The task = Write the following entries out again exactly, skipping each image.

Input =
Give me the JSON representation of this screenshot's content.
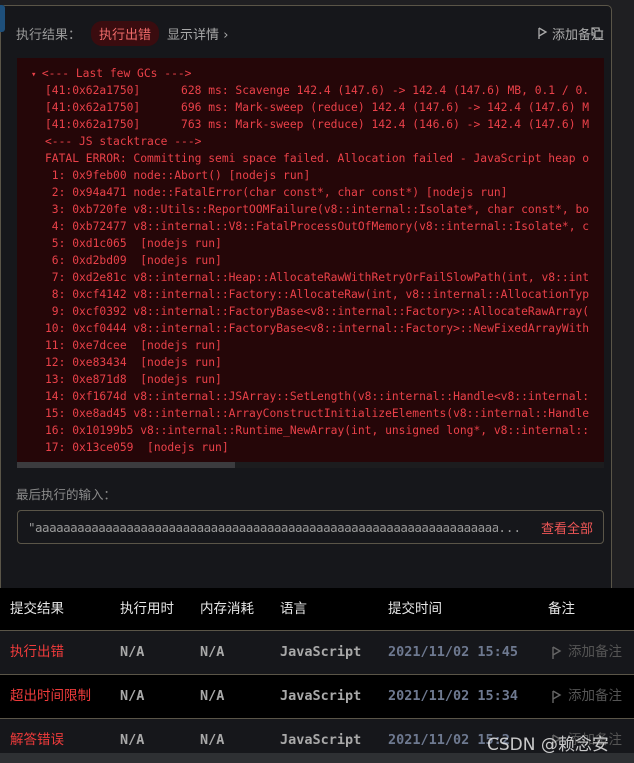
{
  "header": {
    "label": "执行结果：",
    "status": "执行出错",
    "details": "显示详情",
    "add_note": "添加备注"
  },
  "log": {
    "lines": [
      "<--- Last few GCs --->",
      "[41:0x62a1750]      628 ms: Scavenge 142.4 (147.6) -> 142.4 (147.6) MB, 0.1 / 0.",
      "[41:0x62a1750]      696 ms: Mark-sweep (reduce) 142.4 (147.6) -> 142.4 (147.6) M",
      "[41:0x62a1750]      763 ms: Mark-sweep (reduce) 142.4 (146.6) -> 142.4 (147.6) M",
      "<--- JS stacktrace --->",
      "FATAL ERROR: Committing semi space failed. Allocation failed - JavaScript heap o",
      " 1: 0x9feb00 node::Abort() [nodejs run]",
      " 2: 0x94a471 node::FatalError(char const*, char const*) [nodejs run]",
      " 3: 0xb720fe v8::Utils::ReportOOMFailure(v8::internal::Isolate*, char const*, bo",
      " 4: 0xb72477 v8::internal::V8::FatalProcessOutOfMemory(v8::internal::Isolate*, c",
      " 5: 0xd1c065  [nodejs run]",
      " 6: 0xd2bd09  [nodejs run]",
      " 7: 0xd2e81c v8::internal::Heap::AllocateRawWithRetryOrFailSlowPath(int, v8::int",
      " 8: 0xcf4142 v8::internal::Factory::AllocateRaw(int, v8::internal::AllocationTyp",
      " 9: 0xcf0392 v8::internal::FactoryBase<v8::internal::Factory>::AllocateRawArray(",
      "10: 0xcf0444 v8::internal::FactoryBase<v8::internal::Factory>::NewFixedArrayWith",
      "11: 0xe7dcee  [nodejs run]",
      "12: 0xe83434  [nodejs run]",
      "13: 0xe871d8  [nodejs run]",
      "14: 0xf1674d v8::internal::JSArray::SetLength(v8::internal::Handle<v8::internal:",
      "15: 0xe8ad45 v8::internal::ArrayConstructInitializeElements(v8::internal::Handle",
      "16: 0x10199b5 v8::internal::Runtime_NewArray(int, unsigned long*, v8::internal::",
      "17: 0x13ce059  [nodejs run]"
    ]
  },
  "last_input": {
    "label": "最后执行的输入：",
    "value": "\"aaaaaaaaaaaaaaaaaaaaaaaaaaaaaaaaaaaaaaaaaaaaaaaaaaaaaaaaaaaaaaaaaaaaaaaaaaaaaaaa",
    "ellipsis": "...",
    "view_all": "查看全部"
  },
  "table": {
    "columns": [
      "提交结果",
      "执行用时",
      "内存消耗",
      "语言",
      "提交时间",
      "备注"
    ],
    "rows": [
      {
        "result": "执行出错",
        "time": "N/A",
        "memory": "N/A",
        "language": "JavaScript",
        "submitted": "2021/11/02 15:45",
        "note": "添加备注"
      },
      {
        "result": "超出时间限制",
        "time": "N/A",
        "memory": "N/A",
        "language": "JavaScript",
        "submitted": "2021/11/02 15:34",
        "note": "添加备注"
      },
      {
        "result": "解答错误",
        "time": "N/A",
        "memory": "N/A",
        "language": "JavaScript",
        "submitted": "2021/11/02 15:2",
        "note": "添加备注"
      }
    ]
  },
  "watermark": "CSDN @赖念安",
  "colors": {
    "error": "#ea4149",
    "log_bg": "#250608",
    "panel_bg": "#16171b"
  }
}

Answer box =
Give me the JSON representation of this screenshot's content.
{
  "header": {
    "label": "执行结果：",
    "status": "执行出错",
    "details": "显示详情",
    "add_note": "添加备注"
  },
  "log": {
    "lines": [
      "<--- Last few GCs --->",
      "[41:0x62a1750]      628 ms: Scavenge 142.4 (147.6) -> 142.4 (147.6) MB, 0.1 / 0.",
      "[41:0x62a1750]      696 ms: Mark-sweep (reduce) 142.4 (147.6) -> 142.4 (147.6) M",
      "[41:0x62a1750]      763 ms: Mark-sweep (reduce) 142.4 (146.6) -> 142.4 (147.6) M",
      "<--- JS stacktrace --->",
      "FATAL ERROR: Committing semi space failed. Allocation failed - JavaScript heap o",
      " 1: 0x9feb00 node::Abort() [nodejs run]",
      " 2: 0x94a471 node::FatalError(char const*, char const*) [nodejs run]",
      " 3: 0xb720fe v8::Utils::ReportOOMFailure(v8::internal::Isolate*, char const*, bo",
      " 4: 0xb72477 v8::internal::V8::FatalProcessOutOfMemory(v8::internal::Isolate*, c",
      " 5: 0xd1c065  [nodejs run]",
      " 6: 0xd2bd09  [nodejs run]",
      " 7: 0xd2e81c v8::internal::Heap::AllocateRawWithRetryOrFailSlowPath(int, v8::int",
      " 8: 0xcf4142 v8::internal::Factory::AllocateRaw(int, v8::internal::AllocationTyp",
      " 9: 0xcf0392 v8::internal::FactoryBase<v8::internal::Factory>::AllocateRawArray(",
      "10: 0xcf0444 v8::internal::FactoryBase<v8::internal::Factory>::NewFixedArrayWith",
      "11: 0xe7dcee  [nodejs run]",
      "12: 0xe83434  [nodejs run]",
      "13: 0xe871d8  [nodejs run]",
      "14: 0xf1674d v8::internal::JSArray::SetLength(v8::internal::Handle<v8::internal:",
      "15: 0xe8ad45 v8::internal::ArrayConstructInitializeElements(v8::internal::Handle",
      "16: 0x10199b5 v8::internal::Runtime_NewArray(int, unsigned long*, v8::internal::",
      "17: 0x13ce059  [nodejs run]"
    ]
  },
  "last_input": {
    "label": "最后执行的输入：",
    "value": "\"aaaaaaaaaaaaaaaaaaaaaaaaaaaaaaaaaaaaaaaaaaaaaaaaaaaaaaaaaaaaaaaaaaaaaaaaaaaaaaaa",
    "ellipsis": "...",
    "view_all": "查看全部"
  },
  "table": {
    "columns": [
      "提交结果",
      "执行用时",
      "内存消耗",
      "语言",
      "提交时间",
      "备注"
    ],
    "rows": [
      {
        "result": "执行出错",
        "time": "N/A",
        "memory": "N/A",
        "language": "JavaScript",
        "submitted": "2021/11/02 15:45",
        "note": "添加备注"
      },
      {
        "result": "超出时间限制",
        "time": "N/A",
        "memory": "N/A",
        "language": "JavaScript",
        "submitted": "2021/11/02 15:34",
        "note": "添加备注"
      },
      {
        "result": "解答错误",
        "time": "N/A",
        "memory": "N/A",
        "language": "JavaScript",
        "submitted": "2021/11/02 15:2",
        "note": "添加备注"
      }
    ]
  },
  "watermark": "CSDN @赖念安",
  "colors": {
    "error": "#ea4149",
    "log_bg": "#250608",
    "panel_bg": "#16171b"
  }
}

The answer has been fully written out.